“The project started about eight years ago, when I started looking for and buying artifacts or replicas to equip a reconstructed scow”.
Darren hopes to relive the little known past of Alberta’s palaeontological heritage and to share it with others, he went onto add:
“I think the best way to truly understand what our palaeontological forefathers went through is to live, as closely as possible, the same way the did on the early fossil hunting expeditions.”
The Magnificent Scow
The magnificent scow and its rowing boat were built by carpenter Perry Schopff of Munson, (Alberta). Schopff and Tanke have both worked for many years at the Royal Tyrrell Museum, though they are working on this centennial project in their spare time. The Peter C. Kaisen measures 30 feet long by 12 feet wide and has a height of just 18 inches. Few details of the vessel used on Brown’s 1910 trip were available so Schopff worked from some rare photographs taken of the 1912 expedition to help him re-create the craft. Some modern safety features have been added such as compartmentalised sections, sections filled with foam and metal flashing on the underwater corners.

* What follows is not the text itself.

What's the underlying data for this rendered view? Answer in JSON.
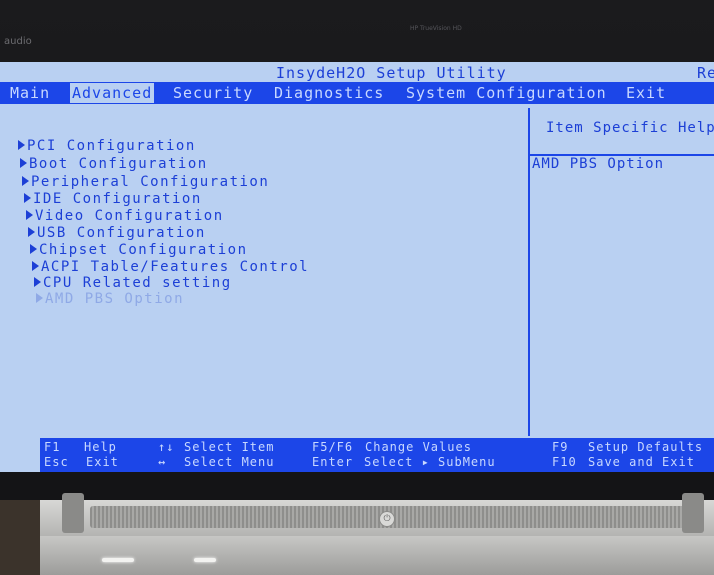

Tanke and some of the scow’s crew will on occasion dress according to clothes of the day and the boat’s tools, tent and stove are typical of those of the period. For the last eight years, Tanke has scoured antique and second-hand shops for period tools and equipment. He has even gone as far as researching cookbooks and recipes to replicate the meals the explorers ate as they drifted down the Red Deer.
This project is funded by Darren Tanke, expedition participants, interested members of the public and the Calgary-based Dinosaur Research Institute The Dinosaur Research Institute.
The Dinosaur Research Institute has played a large supportive role as a fund-raiser to promote historic awareness and scientific aspects of this unique and exciting project.
The Start of the Expedition
Hauling of the scow to its Red Deer River launch point (11am to 1pm on June 29th) is being done by Dan’s Oilfield Services with funding assistance from Cliff’s Oilfield Hauling. Both these firms operate in Drumheller.
For us at Everything Dinosaur, (especially the lucky ones amongst us who have had the pleasure of working in Alberta), we would like to congratulate Darren and his team for putting together such an imaginative and worthwhile project. We wish them every success on their voyage and we look forward to reporting their progress.
The very best of luck to you all.
Visit Everything Dinosaur’s website: Everything Dinosaur.
i have a close friend who is Peter Kaisen’s granddaughter.
She remembers having dinosaur eggs in her living room
as a kid.(Didn’t everybody!) Thanks for naming the scow after
Peter, it’s nice to see him get some recognition beyond
the short mentions in the Museum lit.
You are most welcome,